2. Offensive struggles
Again, I noticed the Capitals were unable to establish any sort of cycle or control in the offensive zone, regardless of the presence of Pavel Vorobyev on the top line. Often times, I would look up to notice one Capital forward taking the puck into the Fife zone all alone, surrounded by white jerseys, only to have the puck stolen off of him easily. This strategy only works when the opponent makes a mistake or if the Capitals get lucky, and today, they weren’t at all lucky. Of the 43 zone entries we were able to track from the Capitals, 31 of these entries were controlled entries over the blue line, which works if there is support for the puck carrying player. However, tonight for most of their attempts there was no support. Fife were just that much better at their rushes offensively this game.
3. Decision making breakdown
Especially evident on the powerplay, the Capitals exhibited poor decision making offensively tonight. There were times when a lane would be wide open for a forward or defenceman to waltz into and take a shot, but they just were blinded tonight, and simply didn’t recognize this, opting to try risky or ill-advised passes. For most of these passes, I saw the idea and recognized they could have been a potentially high danger chances for the Capitals, but their execution was off, either due to tiring skaters, or simply a lack of the appropriate skill.

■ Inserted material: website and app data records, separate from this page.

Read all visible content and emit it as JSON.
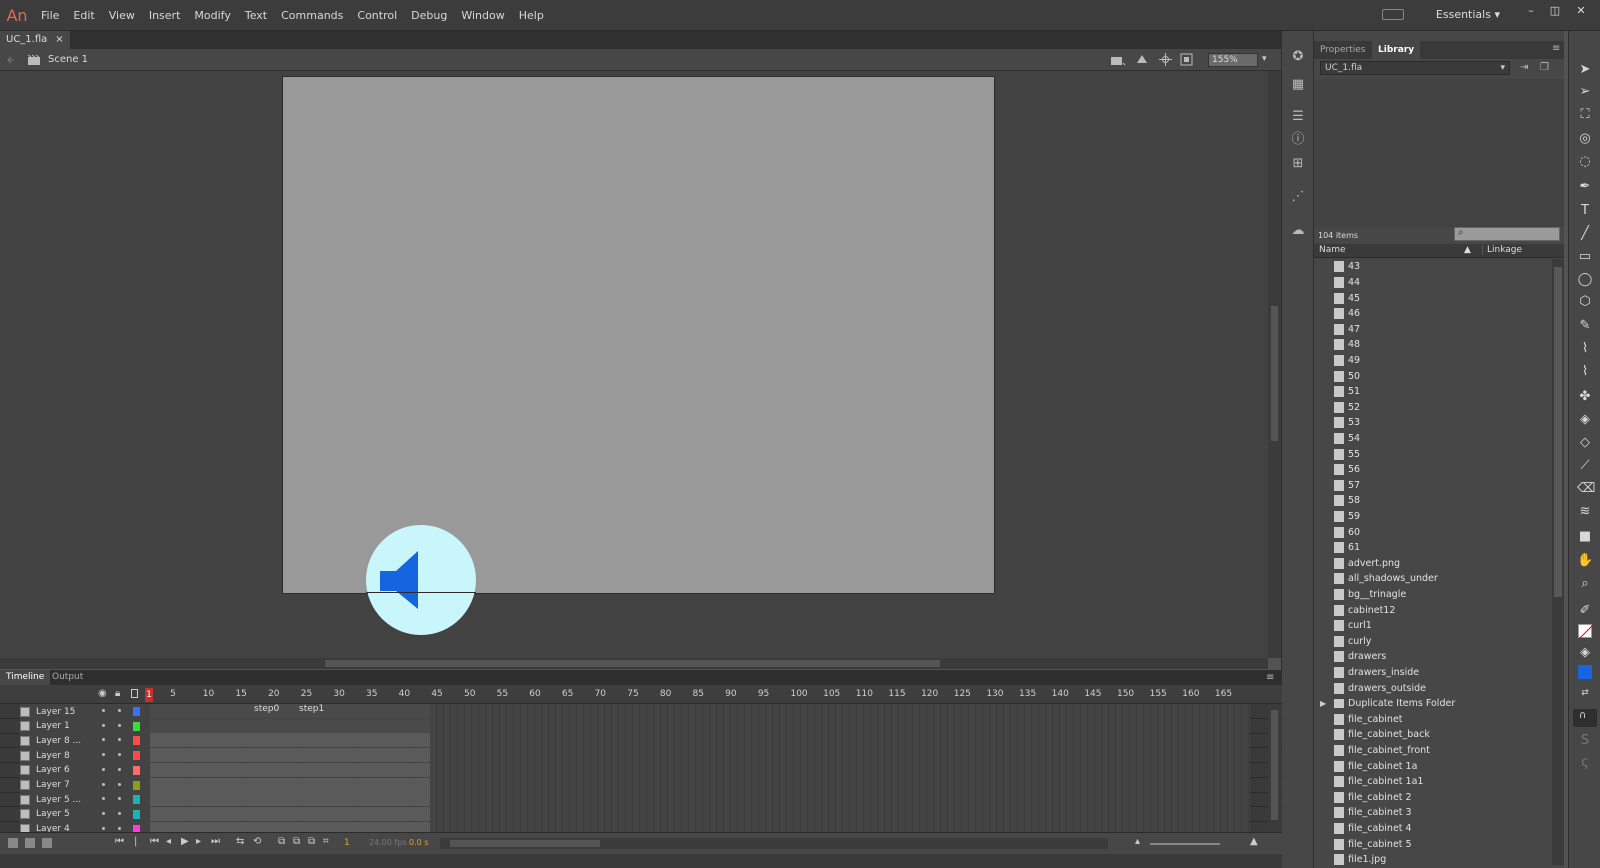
{
  "app": {
    "logo": "An",
    "workspace": "Essentials"
  },
  "menu": [
    "File",
    "Edit",
    "View",
    "Insert",
    "Modify",
    "Text",
    "Commands",
    "Control",
    "Debug",
    "Window",
    "Help"
  ],
  "window_controls": {
    "minimize": "–",
    "restore": "◫",
    "close": "✕"
  },
  "document": {
    "tab_label": "UC_1.fla",
    "tab_close": "×",
    "scene": "Scene 1",
    "zoom": "155%"
  },
  "colors": {
    "stage": "#999999",
    "sound_circle": "#c8f6fb",
    "speaker": "#1565e0",
    "playhead": "#c8302c"
  },
  "timeline": {
    "tabs": [
      "Timeline",
      "Output"
    ],
    "ruler": [
      "1",
      "5",
      "10",
      "15",
      "20",
      "25",
      "30",
      "35",
      "40",
      "45",
      "50",
      "55",
      "60",
      "65",
      "70",
      "75",
      "80",
      "85",
      "90",
      "95",
      "100",
      "105",
      "110",
      "115",
      "120",
      "125",
      "130",
      "135",
      "140",
      "145",
      "150",
      "155",
      "160",
      "165"
    ],
    "current_frame": "1",
    "layers": [
      {
        "name": "Layer 15",
        "color": "#3b6fff",
        "labels": [
          "step0",
          "step1"
        ]
      },
      {
        "name": "Layer 1",
        "color": "#3bdc3b",
        "labels": []
      },
      {
        "name": "Layer 8 ...",
        "color": "#ff4a4a",
        "labels": []
      },
      {
        "name": "Layer 8",
        "color": "#ff4a4a",
        "labels": []
      },
      {
        "name": "Layer 6",
        "color": "#ff6a6a",
        "labels": []
      },
      {
        "name": "Layer 7",
        "color": "#8a9e1a",
        "labels": []
      },
      {
        "name": "Layer 5 ...",
        "color": "#1ab4b4",
        "labels": []
      },
      {
        "name": "Layer 5",
        "color": "#1ab4b4",
        "labels": []
      },
      {
        "name": "Layer 4",
        "color": "#ff3ae0",
        "labels": []
      }
    ],
    "status": {
      "frame": "1",
      "fps": "24.00 fps",
      "time": "0.0 s"
    }
  },
  "panel": {
    "tabs": [
      "Properties",
      "Library"
    ],
    "library_select": "UC_1.fla",
    "items_count": "104 items",
    "col_name": "Name",
    "col_linkage": "Linkage",
    "items": [
      "43",
      "44",
      "45",
      "46",
      "47",
      "48",
      "49",
      "50",
      "51",
      "52",
      "53",
      "54",
      "55",
      "56",
      "57",
      "58",
      "59",
      "60",
      "61",
      "advert.png",
      "all_shadows_under",
      "bg__trinagle",
      "cabinet12",
      "curl1",
      "curly",
      "drawers",
      "drawers_inside",
      "drawers_outside",
      "Duplicate Items Folder",
      "file_cabinet",
      "file_cabinet_back",
      "file_cabinet_front",
      "file_cabinet 1a",
      "file_cabinet 1a1",
      "file_cabinet 2",
      "file_cabinet 3",
      "file_cabinet 4",
      "file_cabinet 5",
      "file1.jpg"
    ]
  }
}
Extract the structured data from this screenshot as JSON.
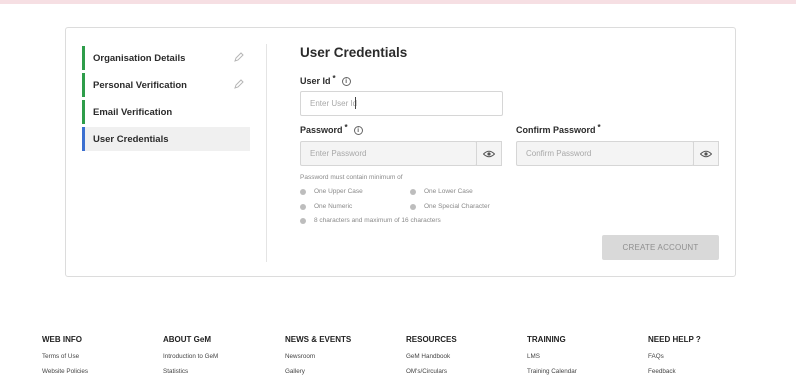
{
  "steps": [
    {
      "label": "Organisation Details",
      "completed": true
    },
    {
      "label": "Personal Verification",
      "completed": true
    },
    {
      "label": "Email Verification",
      "completed": true
    },
    {
      "label": "User Credentials",
      "active": true
    }
  ],
  "form": {
    "title": "User Credentials",
    "user_id": {
      "label": "User Id",
      "required": "*",
      "placeholder": "Enter User Id",
      "value": ""
    },
    "password": {
      "label": "Password",
      "required": "*",
      "placeholder": "Enter Password",
      "value": ""
    },
    "confirm_password": {
      "label": "Confirm Password",
      "required": "*",
      "placeholder": "Confirm Password",
      "value": ""
    },
    "rules_title": "Password must contain minimum of",
    "rules": [
      "One Upper Case",
      "One Lower Case",
      "One Numeric",
      "One Special Character",
      "8 characters and maximum of 16 characters"
    ],
    "create_button": "CREATE ACCOUNT"
  },
  "footer": {
    "columns": [
      {
        "heading": "WEB INFO",
        "links": [
          "Terms of Use",
          "Website Policies"
        ]
      },
      {
        "heading": "ABOUT GeM",
        "links": [
          "Introduction to GeM",
          "Statistics"
        ]
      },
      {
        "heading": "NEWS & EVENTS",
        "links": [
          "Newsroom",
          "Gallery"
        ]
      },
      {
        "heading": "RESOURCES",
        "links": [
          "GeM Handbook",
          "OM's/Circulars"
        ]
      },
      {
        "heading": "TRAINING",
        "links": [
          "LMS",
          "Training Calendar"
        ]
      },
      {
        "heading": "NEED HELP ?",
        "links": [
          "FAQs",
          "Feedback"
        ]
      }
    ]
  },
  "colors": {
    "completed_bar": "#2e9d4a",
    "active_bar": "#3b6fd0",
    "button_disabled": "#d9d9d9"
  }
}
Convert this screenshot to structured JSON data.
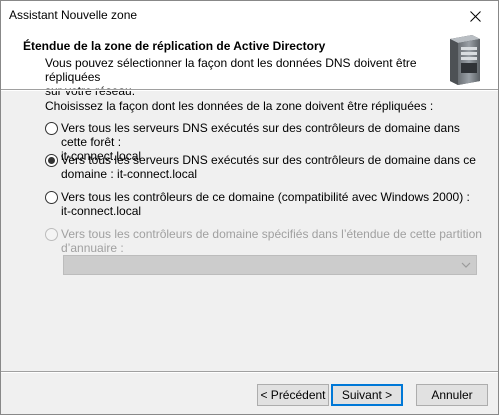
{
  "window": {
    "title": "Assistant Nouvelle zone"
  },
  "header": {
    "title": "Étendue de la zone de réplication de Active Directory",
    "description_line1": "Vous pouvez sélectionner la façon dont les données DNS doivent être répliquées",
    "description_line2": "sur votre réseau.",
    "icon": "server-icon"
  },
  "prompt": "Choisissez la façon dont les données de la zone doivent être répliquées :",
  "options": [
    {
      "line1": "Vers tous les serveurs DNS exécutés sur des contrôleurs de domaine dans cette forêt :",
      "line2": "it-connect.local",
      "checked": false,
      "enabled": true
    },
    {
      "line1": "Vers tous les serveurs DNS exécutés sur des contrôleurs de domaine dans ce",
      "line2": "domaine : it-connect.local",
      "checked": true,
      "enabled": true
    },
    {
      "line1": "Vers tous les contrôleurs de ce domaine (compatibilité avec Windows 2000) :",
      "line2": "it-connect.local",
      "checked": false,
      "enabled": true
    },
    {
      "line1": "Vers tous les contrôleurs de domaine spécifiés dans l’étendue de cette partition",
      "line2": "d’annuaire :",
      "checked": false,
      "enabled": false
    }
  ],
  "partition_select": {
    "value": "",
    "enabled": false
  },
  "buttons": {
    "back": "< Précédent",
    "next": "Suivant >",
    "cancel": "Annuler"
  },
  "colors": {
    "accent": "#0078d7",
    "disabled_text": "#a0a0a0"
  }
}
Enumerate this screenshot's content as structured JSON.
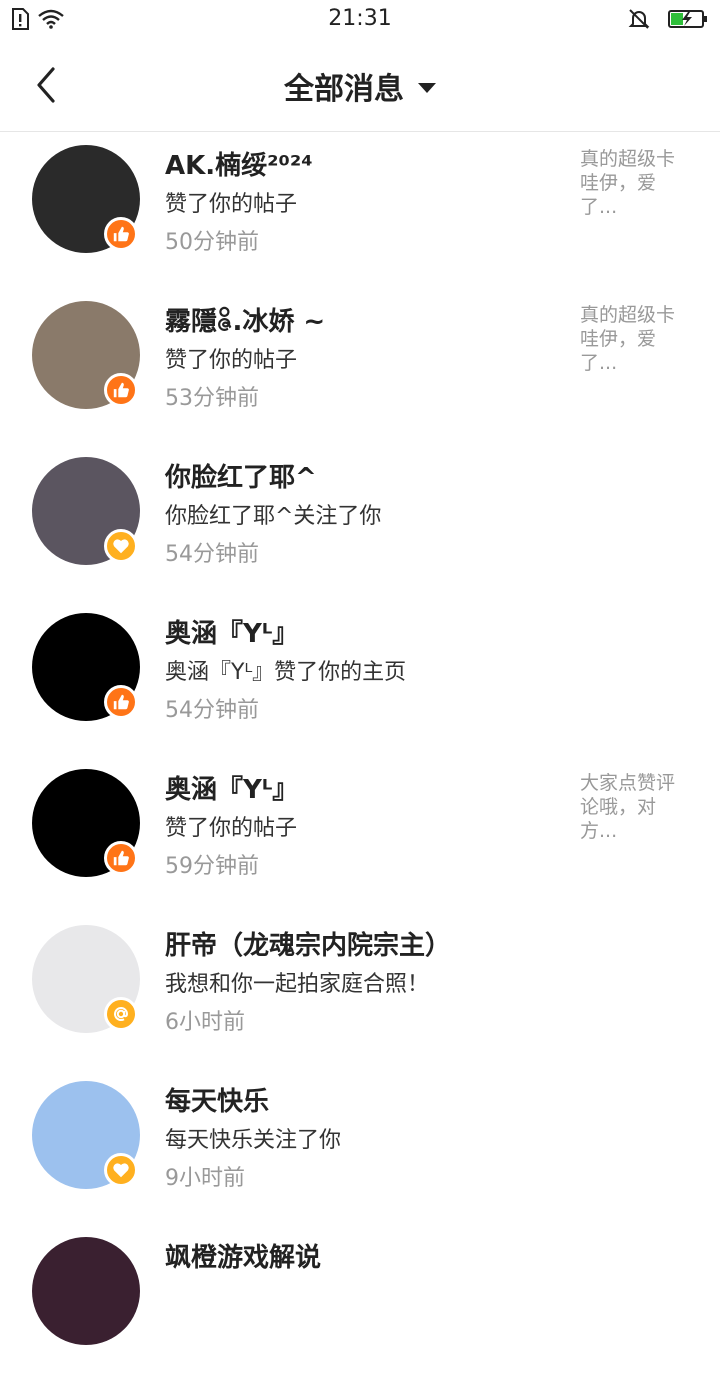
{
  "status": {
    "time": "21:31"
  },
  "header": {
    "title": "全部消息"
  },
  "messages": [
    {
      "name": "AK.楠绥²⁰²⁴",
      "action": "赞了你的帖子",
      "time": "50分钟前",
      "preview_lines": [
        "真的超级卡",
        "哇伊，爱",
        "了..."
      ],
      "badge": "thumbs-up-icon",
      "badge_color": "#ff7417",
      "avatar_color": "#2a2a2a"
    },
    {
      "name": "霧隱ဇိ.冰娇 ~",
      "action": "赞了你的帖子",
      "time": "53分钟前",
      "preview_lines": [
        "真的超级卡",
        "哇伊，爱",
        "了..."
      ],
      "badge": "thumbs-up-icon",
      "badge_color": "#ff7417",
      "avatar_color": "#8a7a6a"
    },
    {
      "name": "你脸红了耶^",
      "action": "你脸红了耶^关注了你",
      "time": "54分钟前",
      "preview_lines": [],
      "badge": "heart-icon",
      "badge_color": "#ffb01f",
      "avatar_color": "#5b5560"
    },
    {
      "name": "奥涵『Yᴸ』",
      "action": "奥涵『Yᴸ』赞了你的主页",
      "time": "54分钟前",
      "preview_lines": [],
      "badge": "thumbs-up-icon",
      "badge_color": "#ff7417",
      "avatar_color": "#000000"
    },
    {
      "name": "奥涵『Yᴸ』",
      "action": "赞了你的帖子",
      "time": "59分钟前",
      "preview_lines": [
        "大家点赞评",
        "论哦，对",
        "方..."
      ],
      "badge": "thumbs-up-icon",
      "badge_color": "#ff7417",
      "avatar_color": "#000000"
    },
    {
      "name": "肝帝（龙魂宗内院宗主）",
      "action": "我想和你一起拍家庭合照！",
      "time": "6小时前",
      "preview_lines": [],
      "badge": "at-icon",
      "badge_color": "#ffb01f",
      "avatar_color": "#e8e8ea"
    },
    {
      "name": "每天快乐",
      "action": "每天快乐关注了你",
      "time": "9小时前",
      "preview_lines": [],
      "badge": "heart-icon",
      "badge_color": "#ffb01f",
      "avatar_color": "#9cc1ee"
    },
    {
      "name": "飒橙游戏解说",
      "action": "",
      "time": "",
      "preview_lines": [],
      "badge": "",
      "badge_color": "#ffb01f",
      "avatar_color": "#3a2030"
    }
  ]
}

The Capitals play at home next on the 10th of December against Coventry.
Image Courtesy of Edinburgh Capitals